* EXERCISE AIM
Repeat each entry word for word. Leave any images out of the copy.

Entries from a dataset of interfaces
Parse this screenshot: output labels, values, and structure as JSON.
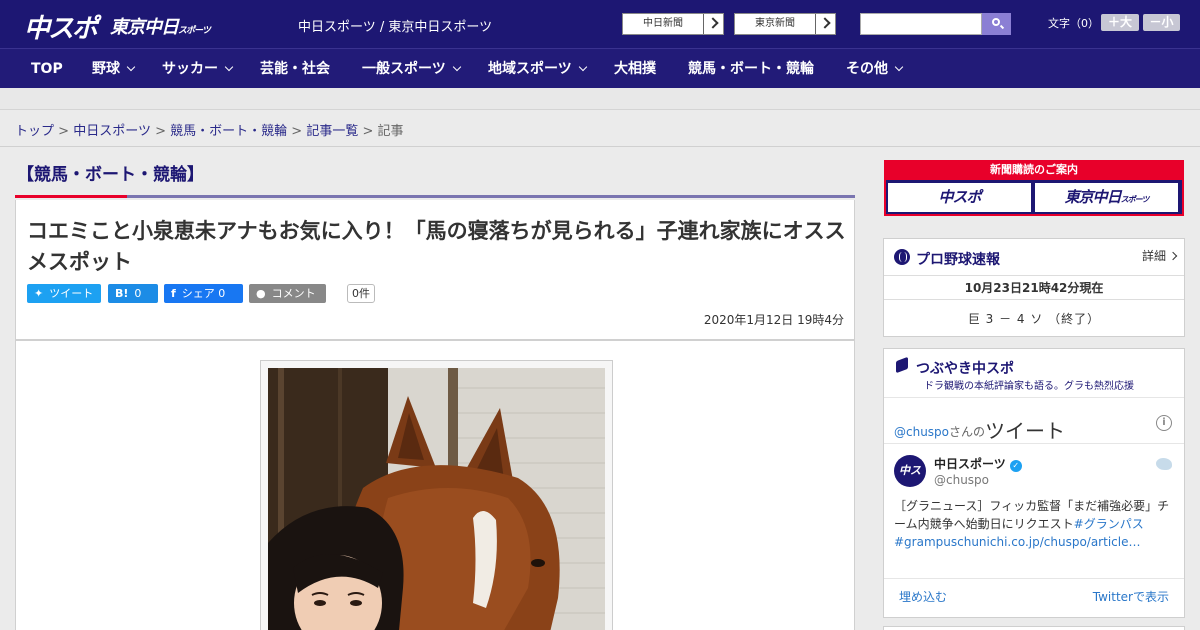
{
  "header": {
    "logo_main": "中スポ",
    "logo_tokyo": "東京中日",
    "logo_tokyo_small": "スポーツ",
    "site_names": "中日スポーツ / 東京中日スポーツ",
    "link_chunichi": "中日新聞",
    "link_tokyo": "東京新聞",
    "search_placeholder": "",
    "font_size_label": "文字（0）",
    "font_larger": "＋大",
    "font_smaller": "－小"
  },
  "nav": {
    "items": [
      {
        "label": "TOP"
      },
      {
        "label": "野球"
      },
      {
        "label": "サッカー"
      },
      {
        "label": "芸能・社会"
      },
      {
        "label": "一般スポーツ"
      },
      {
        "label": "地域スポーツ"
      },
      {
        "label": "大相撲"
      },
      {
        "label": "競馬・ボート・競輪"
      },
      {
        "label": "その他"
      }
    ]
  },
  "breadcrumb": {
    "items": [
      "トップ",
      "中日スポーツ",
      "競馬・ボート・競輪",
      "記事一覧",
      "記事"
    ],
    "separator": ">"
  },
  "section": {
    "title": "【競馬・ボート・競輪】"
  },
  "article": {
    "headline": "コエミこと小泉恵未アナもお気に入り！「馬の寝落ちが見られる」子連れ家族にオススメスポット",
    "date": "2020年1月12日 19時4分",
    "share": {
      "tweet": "ツイート",
      "hatena_icon": "B!",
      "hatena_count": "0",
      "facebook": "シェア",
      "facebook_count": "0",
      "comment": "コメント",
      "comment_count": "0件"
    }
  },
  "sidebar": {
    "subscription": {
      "caption": "新聞購読のご案内",
      "left": "中スポ",
      "right": "東京中日",
      "right_small": "スポーツ"
    },
    "baseball": {
      "title": "プロ野球速報",
      "detail": "詳細",
      "timestamp": "10月23日21時42分現在",
      "score": "巨 3 － 4 ソ （終了）"
    },
    "tweets": {
      "title": "つぶやき中スポ",
      "subtitle": "ドラ観戦の本紙評論家も語る。グラも熱烈応援",
      "handle_at": "@chuspo",
      "handle_mid": "さんの",
      "handle_big": "ツイート",
      "info": "i",
      "avatar_text": "中スポ",
      "user_name": "中日スポーツ",
      "user_handle": "@chuspo",
      "text_plain": "［グラニュース］フィッカ監督「まだ補強必要」チーム内競争へ始動日にリクエスト",
      "text_tag": "#グランパス",
      "text_link": "#grampuschunichi.co.jp/chuspo/article…",
      "embed": "埋め込む",
      "view_on": "Twitterで表示"
    }
  },
  "colors": {
    "brand_navy": "#1d1773",
    "accent_red": "#e8002a",
    "twitter_blue": "#1da1f2",
    "facebook_blue": "#1877f2"
  }
}
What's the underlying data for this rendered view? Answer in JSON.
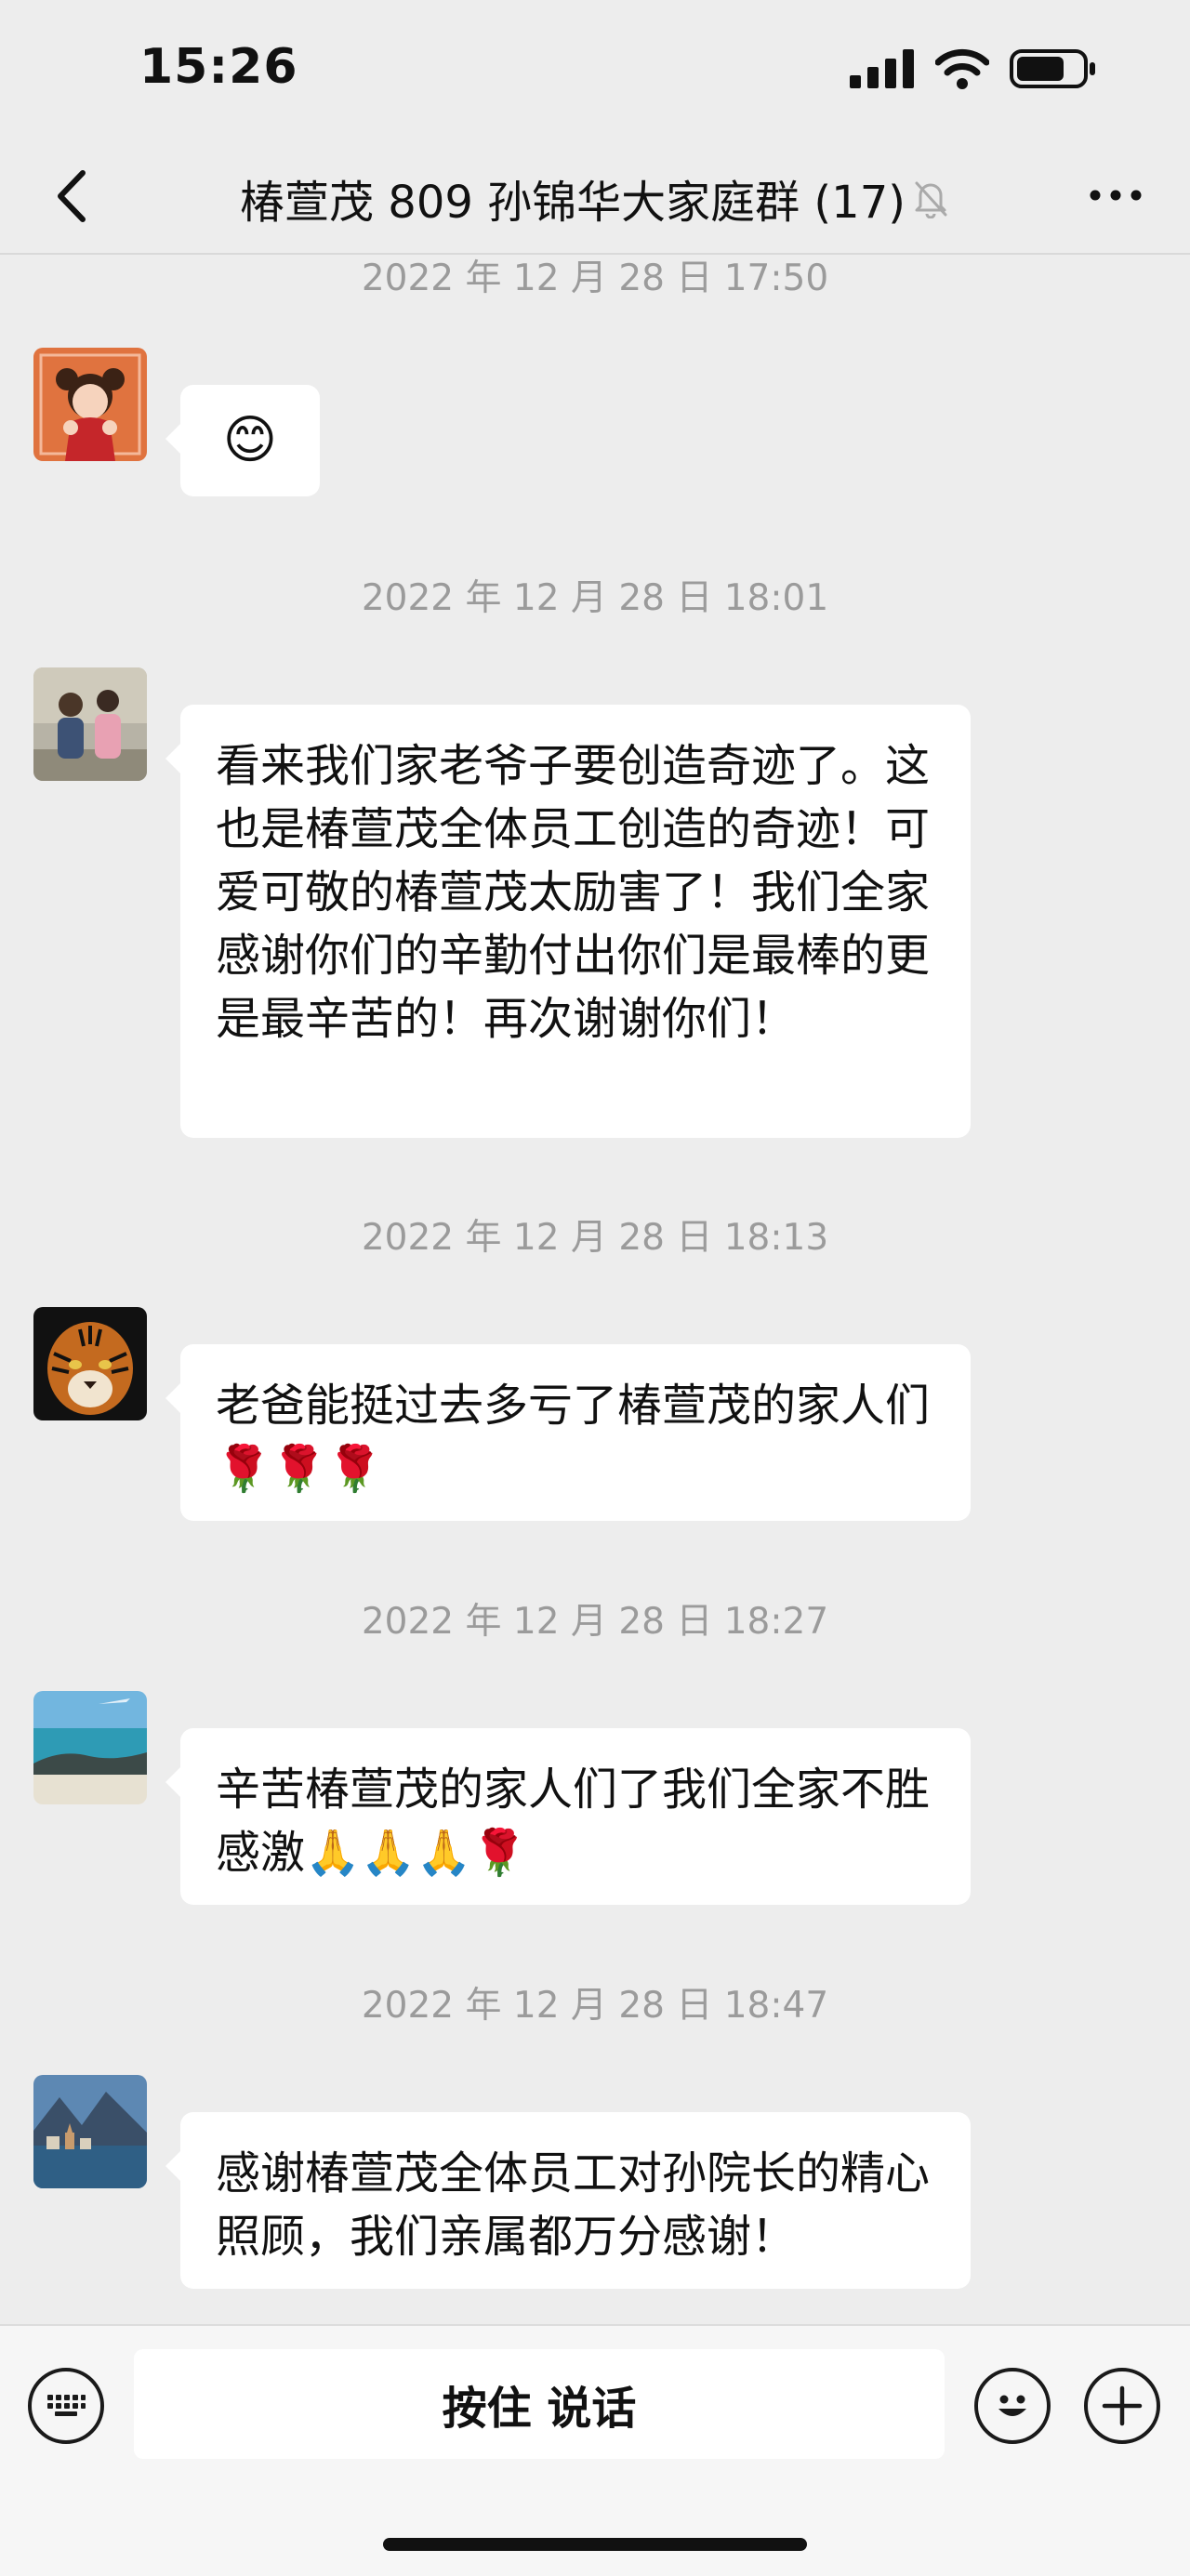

* EXERCISE RESULT
Parse this screenshot: output labels, values, and structure as JSON.
{
  "header": {
    "logo_main": "中スポ",
    "logo_tokyo": "東京中日",
    "logo_tokyo_small": "スポーツ",
    "site_names": "中日スポーツ / 東京中日スポーツ",
    "link_chunichi": "中日新聞",
    "link_tokyo": "東京新聞",
    "search_placeholder": "",
    "font_size_label": "文字（0）",
    "font_larger": "＋大",
    "font_smaller": "－小"
  },
  "nav": {
    "items": [
      {
        "label": "TOP"
      },
      {
        "label": "野球"
      },
      {
        "label": "サッカー"
      },
      {
        "label": "芸能・社会"
      },
      {
        "label": "一般スポーツ"
      },
      {
        "label": "地域スポーツ"
      },
      {
        "label": "大相撲"
      },
      {
        "label": "競馬・ボート・競輪"
      },
      {
        "label": "その他"
      }
    ]
  },
  "breadcrumb": {
    "items": [
      "トップ",
      "中日スポーツ",
      "競馬・ボート・競輪",
      "記事一覧",
      "記事"
    ],
    "separator": ">"
  },
  "section": {
    "title": "【競馬・ボート・競輪】"
  },
  "article": {
    "headline": "コエミこと小泉恵未アナもお気に入り！「馬の寝落ちが見られる」子連れ家族にオススメスポット",
    "date": "2020年1月12日 19時4分",
    "share": {
      "tweet": "ツイート",
      "hatena_icon": "B!",
      "hatena_count": "0",
      "facebook": "シェア",
      "facebook_count": "0",
      "comment": "コメント",
      "comment_count": "0件"
    }
  },
  "sidebar": {
    "subscription": {
      "caption": "新聞購読のご案内",
      "left": "中スポ",
      "right": "東京中日",
      "right_small": "スポーツ"
    },
    "baseball": {
      "title": "プロ野球速報",
      "detail": "詳細",
      "timestamp": "10月23日21時42分現在",
      "score": "巨 3 － 4 ソ （終了）"
    },
    "tweets": {
      "title": "つぶやき中スポ",
      "subtitle": "ドラ観戦の本紙評論家も語る。グラも熱烈応援",
      "handle_at": "@chuspo",
      "handle_mid": "さんの",
      "handle_big": "ツイート",
      "info": "i",
      "avatar_text": "中スポ",
      "user_name": "中日スポーツ",
      "user_handle": "@chuspo",
      "text_plain": "［グラニュース］フィッカ監督「まだ補強必要」チーム内競争へ始動日にリクエスト",
      "text_tag": "#グランパス",
      "text_link": "#grampuschunichi.co.jp/chuspo/article…",
      "embed": "埋め込む",
      "view_on": "Twitterで表示"
    }
  },
  "colors": {
    "brand_navy": "#1d1773",
    "accent_red": "#e8002a",
    "twitter_blue": "#1da1f2",
    "facebook_blue": "#1877f2"
  }
}
What's the underlying data for this rendered view? Answer in JSON.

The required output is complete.